That was the life! Candlelight, music and song, friends, poetry and a good glass of early 19th century Viennese wine. Make that two glasses. So it’ll be easier to forget about the reality of hardship, poverty, the stench of rats, disease and smell of unromantic death of this early Romantic Era. But let’s return swiftly to the inviting candlelight and “das Lied”.
Ah… Schubert. Master of melody and melancholy. To me, he was the embodiment of his time. A time of dawning change indeed. A time in which young Franz, on his way to his lessons with Salieri, stumbled into grumpy Beethoven in the dark streets of Vienna. Too humble and shy to even introduce himself or even say hello for that matter. Some years later Schubert would be one of the torch-bearers at the deaf master’s funeral.

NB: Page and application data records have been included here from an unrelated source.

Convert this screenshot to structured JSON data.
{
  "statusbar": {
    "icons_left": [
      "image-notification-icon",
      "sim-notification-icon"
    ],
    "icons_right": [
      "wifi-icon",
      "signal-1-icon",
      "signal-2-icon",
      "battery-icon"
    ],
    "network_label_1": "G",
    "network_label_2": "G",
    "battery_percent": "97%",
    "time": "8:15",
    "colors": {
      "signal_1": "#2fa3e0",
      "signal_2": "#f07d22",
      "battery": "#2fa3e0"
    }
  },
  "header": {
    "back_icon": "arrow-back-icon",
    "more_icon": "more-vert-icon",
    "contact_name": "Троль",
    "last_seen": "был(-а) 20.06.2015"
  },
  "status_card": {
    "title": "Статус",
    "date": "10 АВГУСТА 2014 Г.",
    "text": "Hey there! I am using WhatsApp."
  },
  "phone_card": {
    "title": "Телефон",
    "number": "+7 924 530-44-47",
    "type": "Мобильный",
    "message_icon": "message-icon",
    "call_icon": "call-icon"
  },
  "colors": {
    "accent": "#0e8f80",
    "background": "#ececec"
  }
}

Schubert was a true romantic. He had to struggle to earn a living as a teacher. Never met the love of his life and had a very bad health (to put it mildly) at the end of his short life. But nevertheless he found solace in the beauty of the Austrian countryside, poetry and of course his music. And although Schubert only lived to be 31, he composed a vast body of works. More than 600 songs, 9 symphonies, numerous piano solo works and a large quantity of chamber music and more…
Fun with friends
But he couldn’t have done that without the help of many friends and admirers. The appreciation of Schubert’s works was limited during his lifetime, but luckily he found himself surrounded by a group of friends and admirers that supported him in many ways. And one of these ways became a household name in classical music and the arts: the Schubertiade…
A Schubertiade was an informal gathering of friends, sometimes sponsored by his wealthier friends, where there would be music, singing, poetry and performances throughout the day or night. Schubert would play the piano and if he felt confident enough, premiere his new works every now and then. Maybe he handed out sheet music of his songs, put his glass down on the piano and started playing, while his friends sang along. At least, this is how I like to picture it.
The song that you can now listen to could perfectly have been performed at one of these Schubertiades. It’s a so called “Ständchen” which is a serenade to a beloved one for piano, solo voice and small choir. This recording features a fortepiano which, to me, gives it this real early 19th century feel. Like you’re really there. And who wouldn’t like to be!